EXERCISE DETAILS.
Please state how many lines in the records below contain the word "true", giving only the number.

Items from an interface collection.
<<<<
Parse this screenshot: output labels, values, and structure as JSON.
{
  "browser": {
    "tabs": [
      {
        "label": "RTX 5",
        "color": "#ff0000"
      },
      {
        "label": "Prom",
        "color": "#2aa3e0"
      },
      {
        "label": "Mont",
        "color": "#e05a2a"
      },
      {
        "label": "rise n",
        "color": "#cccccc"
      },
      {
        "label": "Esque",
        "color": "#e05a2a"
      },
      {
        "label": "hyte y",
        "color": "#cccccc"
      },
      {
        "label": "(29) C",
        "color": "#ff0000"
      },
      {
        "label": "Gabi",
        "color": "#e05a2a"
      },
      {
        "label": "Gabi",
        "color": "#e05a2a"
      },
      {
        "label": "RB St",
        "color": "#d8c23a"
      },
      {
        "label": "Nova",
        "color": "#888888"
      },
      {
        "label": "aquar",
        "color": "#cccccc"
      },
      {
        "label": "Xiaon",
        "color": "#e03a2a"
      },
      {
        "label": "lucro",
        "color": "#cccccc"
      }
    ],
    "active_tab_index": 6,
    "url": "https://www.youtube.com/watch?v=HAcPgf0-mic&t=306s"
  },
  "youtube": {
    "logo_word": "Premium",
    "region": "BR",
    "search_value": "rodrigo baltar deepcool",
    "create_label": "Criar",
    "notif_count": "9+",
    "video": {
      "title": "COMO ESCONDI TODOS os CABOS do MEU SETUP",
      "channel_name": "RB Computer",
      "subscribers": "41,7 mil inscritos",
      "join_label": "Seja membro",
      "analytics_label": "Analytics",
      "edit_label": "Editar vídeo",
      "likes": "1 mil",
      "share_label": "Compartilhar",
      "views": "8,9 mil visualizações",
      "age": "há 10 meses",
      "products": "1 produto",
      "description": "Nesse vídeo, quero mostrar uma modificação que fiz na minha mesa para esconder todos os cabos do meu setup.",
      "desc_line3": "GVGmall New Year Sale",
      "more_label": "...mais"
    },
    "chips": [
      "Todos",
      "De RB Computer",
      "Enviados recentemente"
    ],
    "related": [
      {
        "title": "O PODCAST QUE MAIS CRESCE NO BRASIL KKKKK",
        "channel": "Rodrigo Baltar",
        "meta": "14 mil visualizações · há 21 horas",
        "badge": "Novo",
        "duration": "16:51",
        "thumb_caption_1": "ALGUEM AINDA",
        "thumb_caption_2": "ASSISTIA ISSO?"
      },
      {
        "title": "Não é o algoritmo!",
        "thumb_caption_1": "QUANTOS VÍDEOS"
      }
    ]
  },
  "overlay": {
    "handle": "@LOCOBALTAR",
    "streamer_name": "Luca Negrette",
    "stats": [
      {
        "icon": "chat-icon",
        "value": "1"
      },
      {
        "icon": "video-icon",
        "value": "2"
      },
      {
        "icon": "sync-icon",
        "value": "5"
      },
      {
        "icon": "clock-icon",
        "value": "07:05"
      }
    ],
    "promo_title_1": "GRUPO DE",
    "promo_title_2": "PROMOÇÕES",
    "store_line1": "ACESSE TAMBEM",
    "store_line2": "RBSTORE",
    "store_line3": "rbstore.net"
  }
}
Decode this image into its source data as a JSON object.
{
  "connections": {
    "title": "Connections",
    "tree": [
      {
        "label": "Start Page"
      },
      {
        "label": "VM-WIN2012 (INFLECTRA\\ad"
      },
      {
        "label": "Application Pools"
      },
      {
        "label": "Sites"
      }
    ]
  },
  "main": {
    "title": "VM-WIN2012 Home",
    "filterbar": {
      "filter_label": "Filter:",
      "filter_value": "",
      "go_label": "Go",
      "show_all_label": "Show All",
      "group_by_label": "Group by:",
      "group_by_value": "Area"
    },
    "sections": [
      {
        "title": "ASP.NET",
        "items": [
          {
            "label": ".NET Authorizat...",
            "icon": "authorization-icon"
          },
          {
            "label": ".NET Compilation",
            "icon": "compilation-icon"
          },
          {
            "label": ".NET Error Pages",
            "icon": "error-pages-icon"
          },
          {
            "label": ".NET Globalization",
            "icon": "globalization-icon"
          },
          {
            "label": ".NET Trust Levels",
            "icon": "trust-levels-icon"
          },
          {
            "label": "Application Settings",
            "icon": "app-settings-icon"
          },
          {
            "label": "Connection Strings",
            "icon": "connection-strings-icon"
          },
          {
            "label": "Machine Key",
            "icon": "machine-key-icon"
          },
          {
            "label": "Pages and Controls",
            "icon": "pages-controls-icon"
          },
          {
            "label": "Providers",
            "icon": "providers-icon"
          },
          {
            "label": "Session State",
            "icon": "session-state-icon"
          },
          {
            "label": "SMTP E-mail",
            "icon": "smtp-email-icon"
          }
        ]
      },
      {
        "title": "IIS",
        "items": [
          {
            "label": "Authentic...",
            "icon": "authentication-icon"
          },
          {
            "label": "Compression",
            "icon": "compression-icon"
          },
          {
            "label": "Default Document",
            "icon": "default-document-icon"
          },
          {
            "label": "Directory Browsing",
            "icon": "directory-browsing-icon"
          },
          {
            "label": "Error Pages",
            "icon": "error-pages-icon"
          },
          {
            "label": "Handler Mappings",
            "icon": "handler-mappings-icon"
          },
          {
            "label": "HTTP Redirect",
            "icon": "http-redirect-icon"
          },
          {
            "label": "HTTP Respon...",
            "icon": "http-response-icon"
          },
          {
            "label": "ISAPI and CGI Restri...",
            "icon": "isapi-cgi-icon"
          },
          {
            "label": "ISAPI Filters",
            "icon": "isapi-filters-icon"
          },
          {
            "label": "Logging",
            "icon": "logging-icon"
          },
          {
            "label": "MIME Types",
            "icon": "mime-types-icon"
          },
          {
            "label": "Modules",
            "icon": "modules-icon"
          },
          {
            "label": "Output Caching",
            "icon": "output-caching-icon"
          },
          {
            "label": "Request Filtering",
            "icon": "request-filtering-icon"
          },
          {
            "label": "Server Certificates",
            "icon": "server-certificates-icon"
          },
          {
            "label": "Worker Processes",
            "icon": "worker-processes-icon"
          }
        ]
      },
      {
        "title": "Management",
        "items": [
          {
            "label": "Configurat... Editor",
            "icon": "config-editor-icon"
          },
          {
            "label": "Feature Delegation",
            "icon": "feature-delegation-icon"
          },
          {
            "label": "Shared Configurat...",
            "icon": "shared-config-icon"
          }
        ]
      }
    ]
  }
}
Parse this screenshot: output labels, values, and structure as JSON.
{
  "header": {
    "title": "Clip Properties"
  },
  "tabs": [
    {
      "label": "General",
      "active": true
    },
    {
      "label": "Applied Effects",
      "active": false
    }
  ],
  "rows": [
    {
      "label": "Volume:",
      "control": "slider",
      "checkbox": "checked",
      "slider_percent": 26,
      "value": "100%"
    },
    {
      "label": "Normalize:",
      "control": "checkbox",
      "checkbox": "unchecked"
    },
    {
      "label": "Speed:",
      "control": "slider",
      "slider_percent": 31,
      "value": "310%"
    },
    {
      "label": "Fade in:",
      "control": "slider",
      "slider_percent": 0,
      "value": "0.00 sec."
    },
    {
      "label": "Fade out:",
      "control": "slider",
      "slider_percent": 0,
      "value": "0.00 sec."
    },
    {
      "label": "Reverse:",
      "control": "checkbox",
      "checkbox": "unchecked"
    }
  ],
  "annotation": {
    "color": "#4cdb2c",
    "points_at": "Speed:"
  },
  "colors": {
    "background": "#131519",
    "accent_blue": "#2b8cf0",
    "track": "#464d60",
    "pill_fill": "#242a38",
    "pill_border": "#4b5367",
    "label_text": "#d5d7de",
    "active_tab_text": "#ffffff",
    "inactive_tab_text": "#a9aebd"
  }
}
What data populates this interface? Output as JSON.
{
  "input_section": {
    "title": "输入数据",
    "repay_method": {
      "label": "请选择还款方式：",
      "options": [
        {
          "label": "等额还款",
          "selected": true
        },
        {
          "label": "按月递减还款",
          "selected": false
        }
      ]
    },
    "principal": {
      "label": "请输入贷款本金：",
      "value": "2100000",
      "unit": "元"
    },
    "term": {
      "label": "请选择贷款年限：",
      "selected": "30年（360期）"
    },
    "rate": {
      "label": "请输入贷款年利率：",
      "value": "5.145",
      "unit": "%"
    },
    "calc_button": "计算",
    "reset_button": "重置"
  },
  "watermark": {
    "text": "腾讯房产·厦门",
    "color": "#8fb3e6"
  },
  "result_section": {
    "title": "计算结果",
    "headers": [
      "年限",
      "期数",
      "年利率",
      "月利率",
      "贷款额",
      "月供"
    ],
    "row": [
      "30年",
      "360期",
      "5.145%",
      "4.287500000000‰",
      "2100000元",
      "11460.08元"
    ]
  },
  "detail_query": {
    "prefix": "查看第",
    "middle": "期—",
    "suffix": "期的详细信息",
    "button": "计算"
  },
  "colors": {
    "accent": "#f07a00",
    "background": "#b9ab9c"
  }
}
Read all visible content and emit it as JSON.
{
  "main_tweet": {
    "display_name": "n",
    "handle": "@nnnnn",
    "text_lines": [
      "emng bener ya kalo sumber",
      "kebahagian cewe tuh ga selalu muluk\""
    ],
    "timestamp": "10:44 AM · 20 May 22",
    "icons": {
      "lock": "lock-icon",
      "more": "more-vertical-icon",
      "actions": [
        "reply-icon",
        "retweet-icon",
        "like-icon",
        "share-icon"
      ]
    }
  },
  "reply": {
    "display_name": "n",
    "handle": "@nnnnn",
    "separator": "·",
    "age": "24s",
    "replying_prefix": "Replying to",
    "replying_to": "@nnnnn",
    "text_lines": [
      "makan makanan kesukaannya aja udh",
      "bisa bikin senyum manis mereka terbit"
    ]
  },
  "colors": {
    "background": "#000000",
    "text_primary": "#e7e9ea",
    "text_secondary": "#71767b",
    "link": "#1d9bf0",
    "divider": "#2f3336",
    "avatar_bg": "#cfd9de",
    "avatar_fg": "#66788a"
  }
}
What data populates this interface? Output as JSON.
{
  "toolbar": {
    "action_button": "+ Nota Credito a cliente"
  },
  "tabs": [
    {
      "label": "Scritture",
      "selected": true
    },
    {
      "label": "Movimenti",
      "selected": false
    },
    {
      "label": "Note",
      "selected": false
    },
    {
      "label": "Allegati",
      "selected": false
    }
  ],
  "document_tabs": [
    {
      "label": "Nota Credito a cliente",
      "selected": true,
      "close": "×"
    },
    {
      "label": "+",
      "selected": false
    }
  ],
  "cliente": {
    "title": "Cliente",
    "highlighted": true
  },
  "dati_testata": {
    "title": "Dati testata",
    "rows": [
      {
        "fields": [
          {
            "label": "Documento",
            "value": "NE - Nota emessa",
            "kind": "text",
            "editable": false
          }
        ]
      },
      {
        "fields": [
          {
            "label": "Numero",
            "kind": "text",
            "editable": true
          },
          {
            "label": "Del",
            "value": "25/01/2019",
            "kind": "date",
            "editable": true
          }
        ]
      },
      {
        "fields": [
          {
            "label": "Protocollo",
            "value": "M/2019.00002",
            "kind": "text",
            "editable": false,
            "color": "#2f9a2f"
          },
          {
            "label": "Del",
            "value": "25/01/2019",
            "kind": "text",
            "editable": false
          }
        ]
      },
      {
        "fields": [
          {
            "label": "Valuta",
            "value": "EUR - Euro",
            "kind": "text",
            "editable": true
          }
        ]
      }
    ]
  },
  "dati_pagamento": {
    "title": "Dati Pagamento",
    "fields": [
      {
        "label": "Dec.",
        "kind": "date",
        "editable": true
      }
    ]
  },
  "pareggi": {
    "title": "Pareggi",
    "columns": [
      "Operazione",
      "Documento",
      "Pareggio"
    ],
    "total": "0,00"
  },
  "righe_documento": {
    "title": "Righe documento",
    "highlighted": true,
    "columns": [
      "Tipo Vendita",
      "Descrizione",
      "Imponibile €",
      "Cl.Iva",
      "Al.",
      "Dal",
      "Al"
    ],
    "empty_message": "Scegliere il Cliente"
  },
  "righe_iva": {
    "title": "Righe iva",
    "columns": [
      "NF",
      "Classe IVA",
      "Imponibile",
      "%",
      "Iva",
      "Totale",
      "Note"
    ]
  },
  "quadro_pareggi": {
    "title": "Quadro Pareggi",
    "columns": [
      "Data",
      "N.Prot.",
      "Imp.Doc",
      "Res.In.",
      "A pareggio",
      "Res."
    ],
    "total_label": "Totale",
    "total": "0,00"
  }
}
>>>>
ANSWER FOR THIS EXERCISE.
10